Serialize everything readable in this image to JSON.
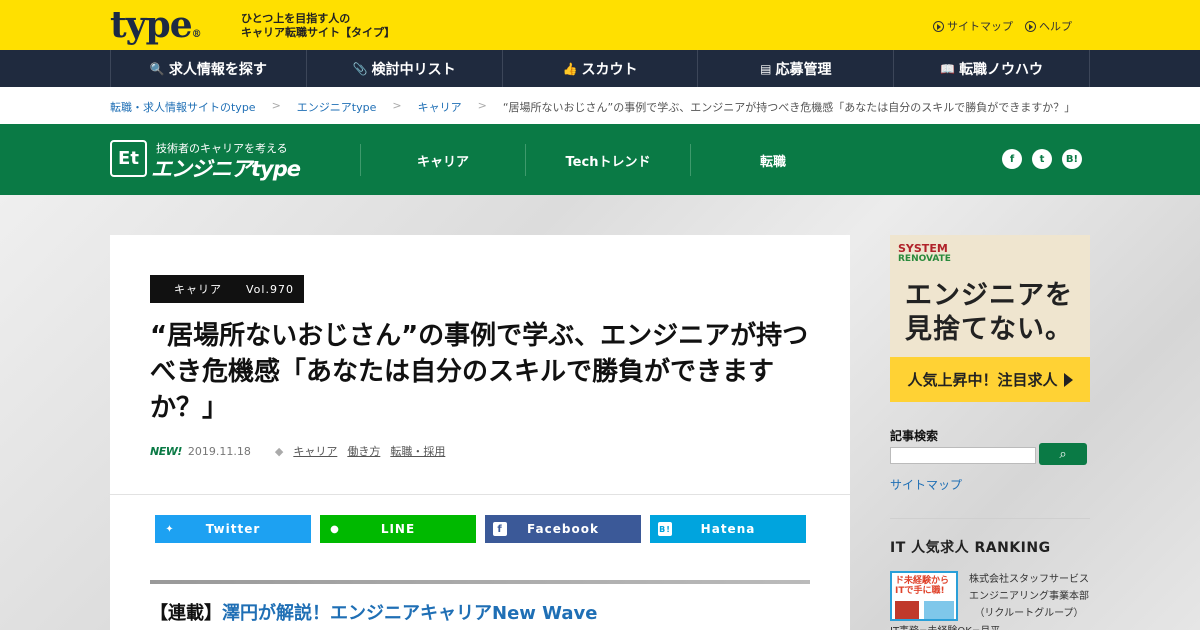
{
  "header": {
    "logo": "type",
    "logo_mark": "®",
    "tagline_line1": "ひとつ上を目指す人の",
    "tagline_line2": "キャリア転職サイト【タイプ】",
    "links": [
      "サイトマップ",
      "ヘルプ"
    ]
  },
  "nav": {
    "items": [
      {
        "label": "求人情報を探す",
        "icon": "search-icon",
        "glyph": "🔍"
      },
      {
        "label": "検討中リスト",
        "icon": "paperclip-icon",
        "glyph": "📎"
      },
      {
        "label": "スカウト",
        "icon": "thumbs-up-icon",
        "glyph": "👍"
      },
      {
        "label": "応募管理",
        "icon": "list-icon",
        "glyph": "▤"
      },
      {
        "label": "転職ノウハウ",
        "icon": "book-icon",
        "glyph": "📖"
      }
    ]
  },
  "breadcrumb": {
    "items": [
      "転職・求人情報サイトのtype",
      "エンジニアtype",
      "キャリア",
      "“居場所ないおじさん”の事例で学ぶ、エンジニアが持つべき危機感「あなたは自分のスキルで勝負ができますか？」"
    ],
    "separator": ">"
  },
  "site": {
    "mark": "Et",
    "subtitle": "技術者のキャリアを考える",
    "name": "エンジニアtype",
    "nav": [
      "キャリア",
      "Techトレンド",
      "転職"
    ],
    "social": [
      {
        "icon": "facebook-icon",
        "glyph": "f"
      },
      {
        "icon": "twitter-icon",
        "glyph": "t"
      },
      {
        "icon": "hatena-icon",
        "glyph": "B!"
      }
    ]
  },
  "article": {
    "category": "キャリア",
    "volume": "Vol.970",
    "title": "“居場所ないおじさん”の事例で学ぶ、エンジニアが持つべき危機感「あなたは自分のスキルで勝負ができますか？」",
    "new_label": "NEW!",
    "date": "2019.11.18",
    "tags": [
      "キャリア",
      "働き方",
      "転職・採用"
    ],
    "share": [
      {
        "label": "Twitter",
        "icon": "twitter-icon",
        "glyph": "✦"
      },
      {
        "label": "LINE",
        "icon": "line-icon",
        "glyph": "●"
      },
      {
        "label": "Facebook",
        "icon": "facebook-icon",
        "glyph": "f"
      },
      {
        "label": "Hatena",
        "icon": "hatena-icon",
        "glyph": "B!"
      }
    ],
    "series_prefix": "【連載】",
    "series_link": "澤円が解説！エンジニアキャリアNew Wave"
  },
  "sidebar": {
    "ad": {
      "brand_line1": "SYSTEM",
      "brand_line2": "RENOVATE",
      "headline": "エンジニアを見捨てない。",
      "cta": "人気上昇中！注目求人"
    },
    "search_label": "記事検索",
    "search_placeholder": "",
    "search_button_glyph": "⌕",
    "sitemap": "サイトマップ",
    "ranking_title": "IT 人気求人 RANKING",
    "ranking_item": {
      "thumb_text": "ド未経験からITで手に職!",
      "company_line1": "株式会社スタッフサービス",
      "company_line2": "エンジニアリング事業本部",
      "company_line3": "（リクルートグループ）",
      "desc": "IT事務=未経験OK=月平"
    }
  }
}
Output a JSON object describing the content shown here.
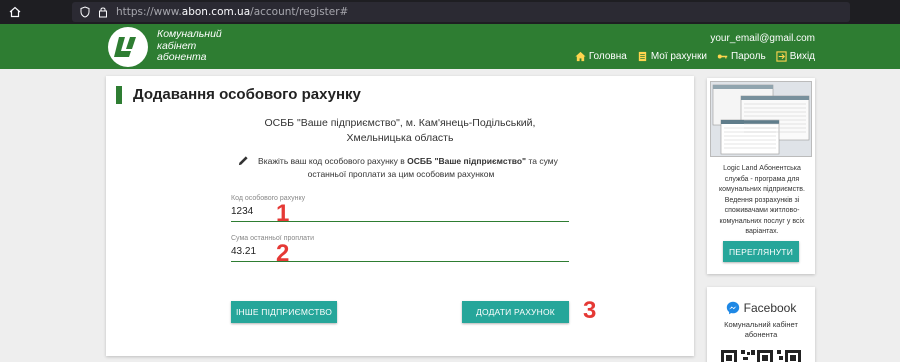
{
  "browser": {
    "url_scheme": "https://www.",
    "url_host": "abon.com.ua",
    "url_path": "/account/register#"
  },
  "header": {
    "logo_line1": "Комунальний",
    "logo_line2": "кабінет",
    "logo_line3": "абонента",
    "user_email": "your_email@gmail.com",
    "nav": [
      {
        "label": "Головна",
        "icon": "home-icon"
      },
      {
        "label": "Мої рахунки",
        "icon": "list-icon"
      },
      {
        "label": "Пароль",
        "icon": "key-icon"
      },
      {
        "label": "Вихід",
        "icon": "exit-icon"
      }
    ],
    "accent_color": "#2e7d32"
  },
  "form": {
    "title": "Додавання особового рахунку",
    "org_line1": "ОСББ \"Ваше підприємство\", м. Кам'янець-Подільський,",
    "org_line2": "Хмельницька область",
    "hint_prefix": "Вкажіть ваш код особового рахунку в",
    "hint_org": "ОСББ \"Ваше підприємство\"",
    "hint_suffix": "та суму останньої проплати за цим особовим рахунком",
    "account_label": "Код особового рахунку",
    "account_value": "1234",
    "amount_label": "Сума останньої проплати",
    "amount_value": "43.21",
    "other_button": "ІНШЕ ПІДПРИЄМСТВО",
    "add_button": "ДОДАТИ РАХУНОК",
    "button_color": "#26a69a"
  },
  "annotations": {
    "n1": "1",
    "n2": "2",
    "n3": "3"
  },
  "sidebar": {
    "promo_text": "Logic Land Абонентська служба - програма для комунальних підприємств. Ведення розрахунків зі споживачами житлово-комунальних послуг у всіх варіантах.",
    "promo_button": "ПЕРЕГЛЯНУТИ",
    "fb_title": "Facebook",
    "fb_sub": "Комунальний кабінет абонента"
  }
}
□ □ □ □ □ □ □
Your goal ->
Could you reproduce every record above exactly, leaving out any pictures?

Result for this exercise ->
Serialize everything readable in this image to JSON.
{
  "header": {
    "logo": "type",
    "logo_mark": "®",
    "tagline_line1": "ひとつ上を目指す人の",
    "tagline_line2": "キャリア転職サイト【タイプ】",
    "links": [
      "サイトマップ",
      "ヘルプ"
    ]
  },
  "nav": {
    "items": [
      {
        "label": "求人情報を探す",
        "icon": "search-icon",
        "glyph": "🔍"
      },
      {
        "label": "検討中リスト",
        "icon": "paperclip-icon",
        "glyph": "📎"
      },
      {
        "label": "スカウト",
        "icon": "thumbs-up-icon",
        "glyph": "👍"
      },
      {
        "label": "応募管理",
        "icon": "list-icon",
        "glyph": "▤"
      },
      {
        "label": "転職ノウハウ",
        "icon": "book-icon",
        "glyph": "📖"
      }
    ]
  },
  "breadcrumb": {
    "items": [
      "転職・求人情報サイトのtype",
      "エンジニアtype",
      "キャリア",
      "“居場所ないおじさん”の事例で学ぶ、エンジニアが持つべき危機感「あなたは自分のスキルで勝負ができますか？」"
    ],
    "separator": ">"
  },
  "site": {
    "mark": "Et",
    "subtitle": "技術者のキャリアを考える",
    "name": "エンジニアtype",
    "nav": [
      "キャリア",
      "Techトレンド",
      "転職"
    ],
    "social": [
      {
        "icon": "facebook-icon",
        "glyph": "f"
      },
      {
        "icon": "twitter-icon",
        "glyph": "t"
      },
      {
        "icon": "hatena-icon",
        "glyph": "B!"
      }
    ]
  },
  "article": {
    "category": "キャリア",
    "volume": "Vol.970",
    "title": "“居場所ないおじさん”の事例で学ぶ、エンジニアが持つべき危機感「あなたは自分のスキルで勝負ができますか？」",
    "new_label": "NEW!",
    "date": "2019.11.18",
    "tags": [
      "キャリア",
      "働き方",
      "転職・採用"
    ],
    "share": [
      {
        "label": "Twitter",
        "icon": "twitter-icon",
        "glyph": "✦"
      },
      {
        "label": "LINE",
        "icon": "line-icon",
        "glyph": "●"
      },
      {
        "label": "Facebook",
        "icon": "facebook-icon",
        "glyph": "f"
      },
      {
        "label": "Hatena",
        "icon": "hatena-icon",
        "glyph": "B!"
      }
    ],
    "series_prefix": "【連載】",
    "series_link": "澤円が解説！エンジニアキャリアNew Wave"
  },
  "sidebar": {
    "ad": {
      "brand_line1": "SYSTEM",
      "brand_line2": "RENOVATE",
      "headline": "エンジニアを見捨てない。",
      "cta": "人気上昇中！注目求人"
    },
    "search_label": "記事検索",
    "search_placeholder": "",
    "search_button_glyph": "⌕",
    "sitemap": "サイトマップ",
    "ranking_title": "IT 人気求人 RANKING",
    "ranking_item": {
      "thumb_text": "ド未経験からITで手に職!",
      "company_line1": "株式会社スタッフサービス",
      "company_line2": "エンジニアリング事業本部",
      "company_line3": "（リクルートグループ）",
      "desc": "IT事務=未経験OK=月平"
    }
  }
}
Output a JSON object describing the content shown here.
{
  "browser": {
    "url_scheme": "https://www.",
    "url_host": "abon.com.ua",
    "url_path": "/account/register#"
  },
  "header": {
    "logo_line1": "Комунальний",
    "logo_line2": "кабінет",
    "logo_line3": "абонента",
    "user_email": "your_email@gmail.com",
    "nav": [
      {
        "label": "Головна",
        "icon": "home-icon"
      },
      {
        "label": "Мої рахунки",
        "icon": "list-icon"
      },
      {
        "label": "Пароль",
        "icon": "key-icon"
      },
      {
        "label": "Вихід",
        "icon": "exit-icon"
      }
    ],
    "accent_color": "#2e7d32"
  },
  "form": {
    "title": "Додавання особового рахунку",
    "org_line1": "ОСББ \"Ваше підприємство\", м. Кам'янець-Подільський,",
    "org_line2": "Хмельницька область",
    "hint_prefix": "Вкажіть ваш код особового рахунку в",
    "hint_org": "ОСББ \"Ваше підприємство\"",
    "hint_suffix": "та суму останньої проплати за цим особовим рахунком",
    "account_label": "Код особового рахунку",
    "account_value": "1234",
    "amount_label": "Сума останньої проплати",
    "amount_value": "43.21",
    "other_button": "ІНШЕ ПІДПРИЄМСТВО",
    "add_button": "ДОДАТИ РАХУНОК",
    "button_color": "#26a69a"
  },
  "annotations": {
    "n1": "1",
    "n2": "2",
    "n3": "3"
  },
  "sidebar": {
    "promo_text": "Logic Land Абонентська служба - програма для комунальних підприємств. Ведення розрахунків зі споживачами житлово-комунальних послуг у всіх варіантах.",
    "promo_button": "ПЕРЕГЛЯНУТИ",
    "fb_title": "Facebook",
    "fb_sub": "Комунальний кабінет абонента"
  }
}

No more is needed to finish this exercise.